● **ABOUT THIS TASK**: Copy each line below that contains "Node".

(Saved entries)
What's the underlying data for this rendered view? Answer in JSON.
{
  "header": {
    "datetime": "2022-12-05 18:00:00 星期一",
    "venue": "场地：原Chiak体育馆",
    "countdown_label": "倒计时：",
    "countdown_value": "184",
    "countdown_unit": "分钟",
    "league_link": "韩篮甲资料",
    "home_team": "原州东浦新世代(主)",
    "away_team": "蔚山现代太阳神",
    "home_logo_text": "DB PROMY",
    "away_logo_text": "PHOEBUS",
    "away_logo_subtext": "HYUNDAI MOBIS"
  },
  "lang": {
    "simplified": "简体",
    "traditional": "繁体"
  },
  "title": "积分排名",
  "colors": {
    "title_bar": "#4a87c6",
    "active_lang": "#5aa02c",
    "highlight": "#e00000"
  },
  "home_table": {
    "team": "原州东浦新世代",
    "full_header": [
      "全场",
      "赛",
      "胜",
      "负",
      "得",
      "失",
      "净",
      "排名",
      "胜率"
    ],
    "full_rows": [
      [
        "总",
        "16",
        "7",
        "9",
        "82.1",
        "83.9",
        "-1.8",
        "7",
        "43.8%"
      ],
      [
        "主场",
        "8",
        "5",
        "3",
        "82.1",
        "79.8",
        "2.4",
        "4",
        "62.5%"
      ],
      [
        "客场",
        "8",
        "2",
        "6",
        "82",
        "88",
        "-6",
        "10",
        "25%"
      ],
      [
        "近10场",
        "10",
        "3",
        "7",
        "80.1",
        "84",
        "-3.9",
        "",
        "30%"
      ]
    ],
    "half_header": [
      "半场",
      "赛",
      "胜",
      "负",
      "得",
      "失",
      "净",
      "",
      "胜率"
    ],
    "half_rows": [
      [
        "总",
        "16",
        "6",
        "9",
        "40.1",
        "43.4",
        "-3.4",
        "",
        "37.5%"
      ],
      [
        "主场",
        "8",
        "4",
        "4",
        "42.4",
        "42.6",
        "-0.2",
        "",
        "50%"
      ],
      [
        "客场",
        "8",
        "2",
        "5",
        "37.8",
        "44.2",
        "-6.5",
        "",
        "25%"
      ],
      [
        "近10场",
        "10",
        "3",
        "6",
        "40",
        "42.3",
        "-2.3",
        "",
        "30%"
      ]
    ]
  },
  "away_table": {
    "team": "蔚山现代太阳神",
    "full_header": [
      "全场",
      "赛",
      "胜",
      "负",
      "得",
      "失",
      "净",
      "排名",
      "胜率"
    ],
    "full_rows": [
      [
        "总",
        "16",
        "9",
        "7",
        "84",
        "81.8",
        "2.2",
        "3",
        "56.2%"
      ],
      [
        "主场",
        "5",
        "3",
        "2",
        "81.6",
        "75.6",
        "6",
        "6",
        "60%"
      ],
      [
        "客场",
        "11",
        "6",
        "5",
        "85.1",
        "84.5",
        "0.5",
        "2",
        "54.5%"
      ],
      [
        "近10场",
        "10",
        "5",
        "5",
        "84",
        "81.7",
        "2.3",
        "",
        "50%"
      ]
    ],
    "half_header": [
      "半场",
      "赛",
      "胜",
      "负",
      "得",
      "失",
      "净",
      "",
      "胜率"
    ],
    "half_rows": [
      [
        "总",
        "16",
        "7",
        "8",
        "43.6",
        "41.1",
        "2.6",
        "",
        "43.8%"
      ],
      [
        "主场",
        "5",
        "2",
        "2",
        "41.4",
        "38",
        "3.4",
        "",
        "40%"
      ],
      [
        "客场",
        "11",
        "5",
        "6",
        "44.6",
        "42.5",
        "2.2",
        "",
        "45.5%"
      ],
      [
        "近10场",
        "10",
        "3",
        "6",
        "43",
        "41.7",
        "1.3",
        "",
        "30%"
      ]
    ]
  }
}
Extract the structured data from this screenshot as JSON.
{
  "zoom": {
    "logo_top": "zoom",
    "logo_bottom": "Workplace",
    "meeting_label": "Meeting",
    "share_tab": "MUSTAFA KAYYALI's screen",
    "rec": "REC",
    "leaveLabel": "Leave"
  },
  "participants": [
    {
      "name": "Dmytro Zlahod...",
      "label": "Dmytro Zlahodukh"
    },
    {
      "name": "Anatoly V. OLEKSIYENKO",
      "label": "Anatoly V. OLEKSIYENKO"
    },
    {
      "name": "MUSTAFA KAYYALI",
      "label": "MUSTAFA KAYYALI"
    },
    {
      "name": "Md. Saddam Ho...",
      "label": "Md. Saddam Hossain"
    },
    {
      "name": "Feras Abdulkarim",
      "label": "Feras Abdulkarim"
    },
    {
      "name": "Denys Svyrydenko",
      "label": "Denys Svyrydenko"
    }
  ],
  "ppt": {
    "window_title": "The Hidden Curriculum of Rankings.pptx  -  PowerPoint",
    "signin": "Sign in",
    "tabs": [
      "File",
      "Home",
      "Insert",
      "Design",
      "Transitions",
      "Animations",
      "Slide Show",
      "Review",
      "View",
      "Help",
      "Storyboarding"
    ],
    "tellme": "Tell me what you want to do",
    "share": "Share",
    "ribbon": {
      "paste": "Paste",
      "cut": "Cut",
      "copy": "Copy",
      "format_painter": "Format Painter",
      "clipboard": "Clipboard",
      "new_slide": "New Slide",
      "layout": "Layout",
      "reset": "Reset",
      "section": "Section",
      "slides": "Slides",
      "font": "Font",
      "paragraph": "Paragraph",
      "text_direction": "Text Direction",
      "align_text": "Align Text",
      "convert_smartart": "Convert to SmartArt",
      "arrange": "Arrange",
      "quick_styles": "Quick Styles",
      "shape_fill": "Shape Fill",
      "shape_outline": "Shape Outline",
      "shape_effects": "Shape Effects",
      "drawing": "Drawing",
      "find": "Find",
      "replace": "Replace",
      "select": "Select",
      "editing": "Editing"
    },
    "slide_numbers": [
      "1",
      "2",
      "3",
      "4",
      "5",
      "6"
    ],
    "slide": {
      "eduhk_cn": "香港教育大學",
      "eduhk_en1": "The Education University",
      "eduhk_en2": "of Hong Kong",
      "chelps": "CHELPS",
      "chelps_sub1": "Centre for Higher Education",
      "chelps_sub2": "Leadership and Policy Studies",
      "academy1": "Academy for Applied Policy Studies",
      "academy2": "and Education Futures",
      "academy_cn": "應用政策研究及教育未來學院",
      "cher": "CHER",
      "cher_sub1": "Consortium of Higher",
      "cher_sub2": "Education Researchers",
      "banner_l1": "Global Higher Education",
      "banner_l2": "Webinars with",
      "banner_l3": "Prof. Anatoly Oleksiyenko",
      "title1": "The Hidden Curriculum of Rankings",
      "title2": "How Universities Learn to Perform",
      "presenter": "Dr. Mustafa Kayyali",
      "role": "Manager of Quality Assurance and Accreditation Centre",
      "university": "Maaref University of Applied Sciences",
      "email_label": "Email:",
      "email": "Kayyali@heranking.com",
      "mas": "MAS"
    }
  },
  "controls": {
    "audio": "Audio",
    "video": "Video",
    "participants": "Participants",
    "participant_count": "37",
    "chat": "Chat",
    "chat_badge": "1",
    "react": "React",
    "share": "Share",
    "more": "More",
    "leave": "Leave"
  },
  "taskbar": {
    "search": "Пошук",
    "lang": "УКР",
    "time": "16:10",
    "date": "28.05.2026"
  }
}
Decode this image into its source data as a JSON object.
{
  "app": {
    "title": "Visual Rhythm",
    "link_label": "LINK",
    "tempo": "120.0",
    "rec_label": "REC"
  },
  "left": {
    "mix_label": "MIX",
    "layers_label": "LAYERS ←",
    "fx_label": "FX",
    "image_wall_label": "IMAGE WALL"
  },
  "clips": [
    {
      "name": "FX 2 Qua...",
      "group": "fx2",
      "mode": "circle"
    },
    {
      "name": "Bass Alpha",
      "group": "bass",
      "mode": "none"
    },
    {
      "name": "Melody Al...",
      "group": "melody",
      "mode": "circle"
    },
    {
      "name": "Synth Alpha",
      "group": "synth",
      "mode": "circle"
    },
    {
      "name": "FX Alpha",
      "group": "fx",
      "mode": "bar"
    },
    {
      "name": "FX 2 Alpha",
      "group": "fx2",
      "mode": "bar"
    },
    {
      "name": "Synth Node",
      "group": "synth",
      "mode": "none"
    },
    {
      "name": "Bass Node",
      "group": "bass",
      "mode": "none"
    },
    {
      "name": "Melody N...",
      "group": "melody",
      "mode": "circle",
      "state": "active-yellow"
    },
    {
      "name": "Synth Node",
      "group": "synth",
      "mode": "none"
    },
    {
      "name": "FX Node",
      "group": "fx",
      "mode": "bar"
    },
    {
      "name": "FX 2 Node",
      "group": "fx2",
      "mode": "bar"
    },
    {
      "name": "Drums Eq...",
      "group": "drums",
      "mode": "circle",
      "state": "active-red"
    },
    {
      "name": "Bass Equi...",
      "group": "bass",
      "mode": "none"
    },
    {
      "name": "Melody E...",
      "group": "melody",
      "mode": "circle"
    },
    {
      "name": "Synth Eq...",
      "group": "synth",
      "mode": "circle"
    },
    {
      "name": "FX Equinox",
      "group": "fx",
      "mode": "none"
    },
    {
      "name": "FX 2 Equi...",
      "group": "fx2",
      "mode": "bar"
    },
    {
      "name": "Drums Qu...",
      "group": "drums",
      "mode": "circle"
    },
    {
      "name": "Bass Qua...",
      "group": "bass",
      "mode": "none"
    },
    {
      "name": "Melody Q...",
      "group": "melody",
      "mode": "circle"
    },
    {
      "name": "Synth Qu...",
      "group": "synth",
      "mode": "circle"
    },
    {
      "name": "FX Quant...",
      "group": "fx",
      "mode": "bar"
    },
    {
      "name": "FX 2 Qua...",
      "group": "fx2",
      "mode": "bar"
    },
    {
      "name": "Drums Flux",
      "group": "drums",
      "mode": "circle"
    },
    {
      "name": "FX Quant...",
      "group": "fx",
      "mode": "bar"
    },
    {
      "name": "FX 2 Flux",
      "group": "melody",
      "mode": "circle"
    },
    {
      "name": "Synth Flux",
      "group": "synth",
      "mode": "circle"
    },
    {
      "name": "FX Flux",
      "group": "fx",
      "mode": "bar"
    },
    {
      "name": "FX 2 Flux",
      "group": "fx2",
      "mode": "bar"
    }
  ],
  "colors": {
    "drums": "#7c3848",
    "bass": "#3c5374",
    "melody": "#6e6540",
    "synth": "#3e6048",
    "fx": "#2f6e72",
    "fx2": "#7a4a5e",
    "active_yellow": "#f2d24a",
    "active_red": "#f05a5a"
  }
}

● **ANSWER TO THIS EXERCISE**:
      "name": "Synth Node",
      "name": "Bass Node",
      "name": "Synth Node",
      "name": "FX Node",
      "name": "FX 2 Node",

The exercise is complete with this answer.